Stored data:
========================================

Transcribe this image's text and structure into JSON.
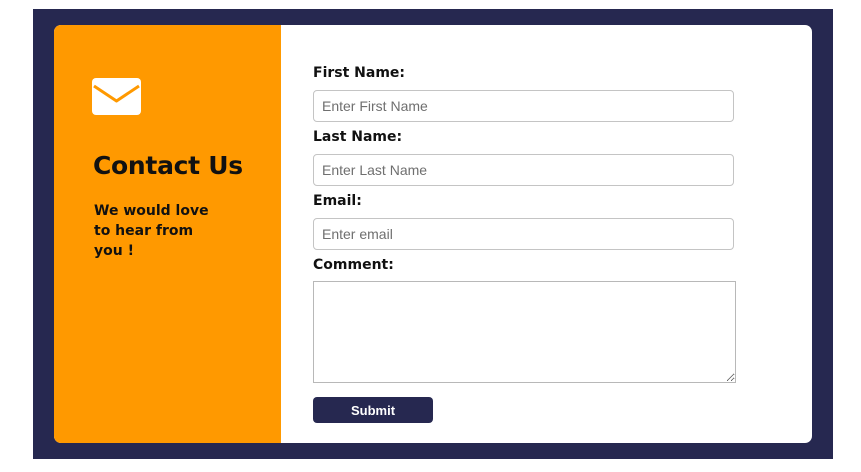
{
  "colors": {
    "frame": "#262850",
    "accent": "#ff9900",
    "button": "#262850"
  },
  "sidebar": {
    "icon": "envelope-icon",
    "title": "Contact Us",
    "text": "We would love to hear from you !"
  },
  "form": {
    "first_name": {
      "label": "First Name:",
      "placeholder": "Enter First Name",
      "value": ""
    },
    "last_name": {
      "label": "Last Name:",
      "placeholder": "Enter Last Name",
      "value": ""
    },
    "email": {
      "label": "Email:",
      "placeholder": "Enter email",
      "value": ""
    },
    "comment": {
      "label": "Comment:",
      "value": ""
    },
    "submit_label": "Submit"
  }
}
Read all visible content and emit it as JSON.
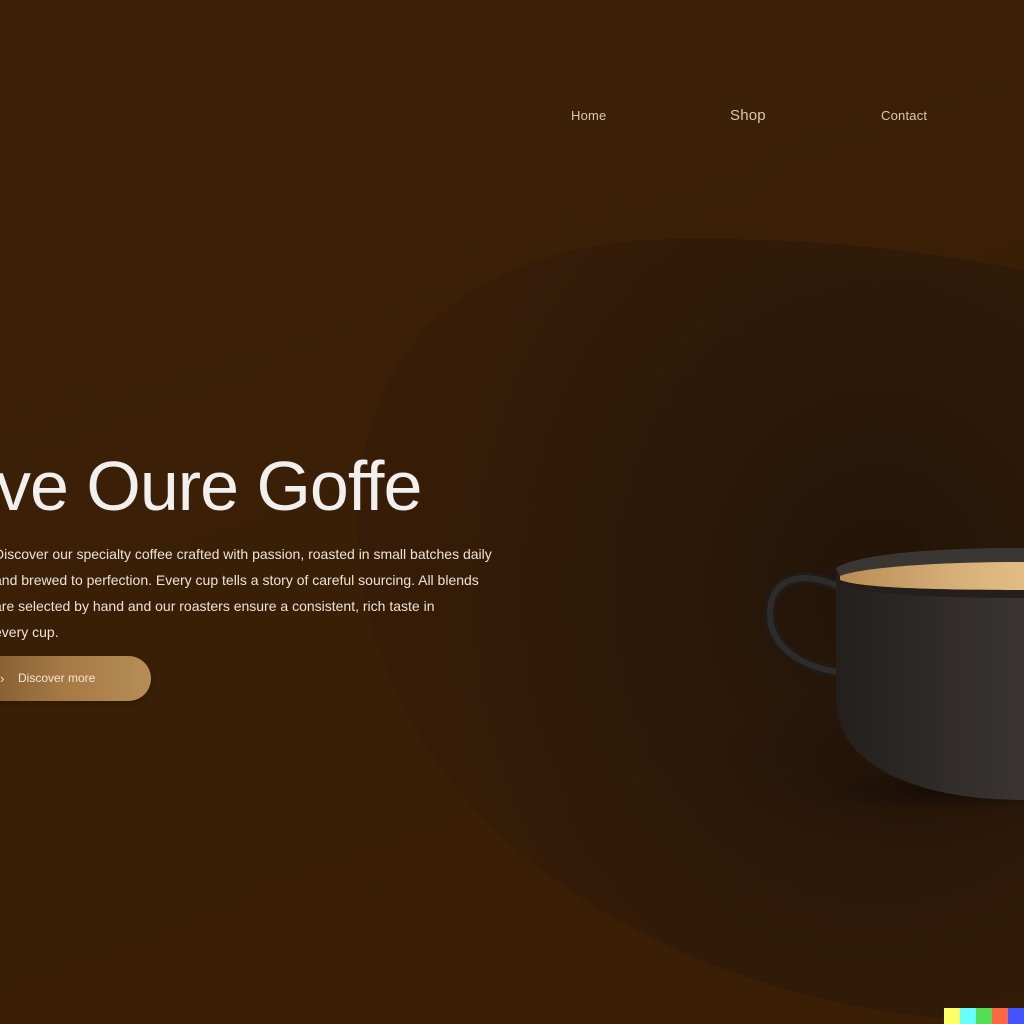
{
  "nav": {
    "items": [
      {
        "label": "Home"
      },
      {
        "label": "Shop"
      },
      {
        "label": "Contact"
      }
    ]
  },
  "hero": {
    "title": "ve Oure Goffe",
    "body_lines": [
      "Discover our specialty coffee crafted with passion, roasted in small batches daily",
      "and brewed to perfection. Every cup tells a story of careful sourcing. All blends",
      "are selected by hand and our roasters ensure a consistent, rich taste in",
      "every cup."
    ],
    "cta_label": "Discover more"
  },
  "cup_icon": "coffee-cup-icon",
  "colors": {
    "background": "#3a1f07",
    "accent_gold": "#a57a45",
    "title_text": "#f2f0ee",
    "cup_body": "#2a2624",
    "coffee_surface": "#c9a06a",
    "strip": [
      "#ffff66",
      "#66ffff",
      "#55dd55",
      "#ff6644",
      "#4455ff"
    ]
  }
}
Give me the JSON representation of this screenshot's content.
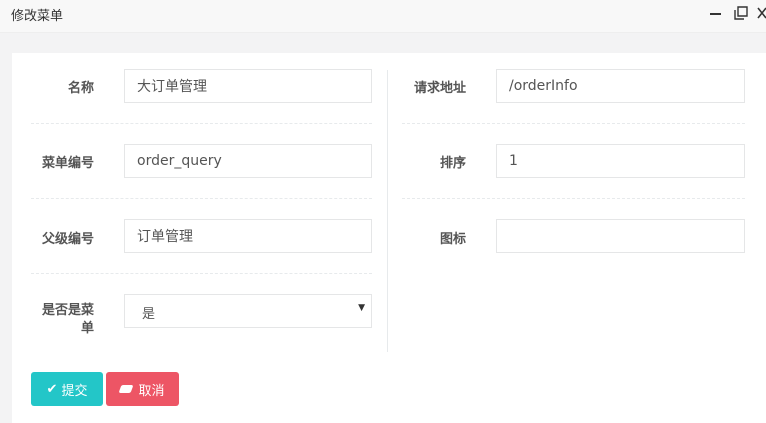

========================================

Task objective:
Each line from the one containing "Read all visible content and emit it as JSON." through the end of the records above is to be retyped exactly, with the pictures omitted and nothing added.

Completed exercise:
Read all visible content and emit it as JSON.
{
  "nav": {
    "items": [
      {
        "label": "Home"
      },
      {
        "label": "Shop"
      },
      {
        "label": "Contact"
      }
    ]
  },
  "hero": {
    "title": "ve Oure Goffe",
    "body_lines": [
      "Discover our specialty coffee crafted with passion, roasted in small batches daily",
      "and brewed to perfection. Every cup tells a story of careful sourcing. All blends",
      "are selected by hand and our roasters ensure a consistent, rich taste in",
      "every cup."
    ],
    "cta_label": "Discover more"
  },
  "cup_icon": "coffee-cup-icon",
  "colors": {
    "background": "#3a1f07",
    "accent_gold": "#a57a45",
    "title_text": "#f2f0ee",
    "cup_body": "#2a2624",
    "coffee_surface": "#c9a06a",
    "strip": [
      "#ffff66",
      "#66ffff",
      "#55dd55",
      "#ff6644",
      "#4455ff"
    ]
  }
}
Give me the JSON representation of this screenshot's content.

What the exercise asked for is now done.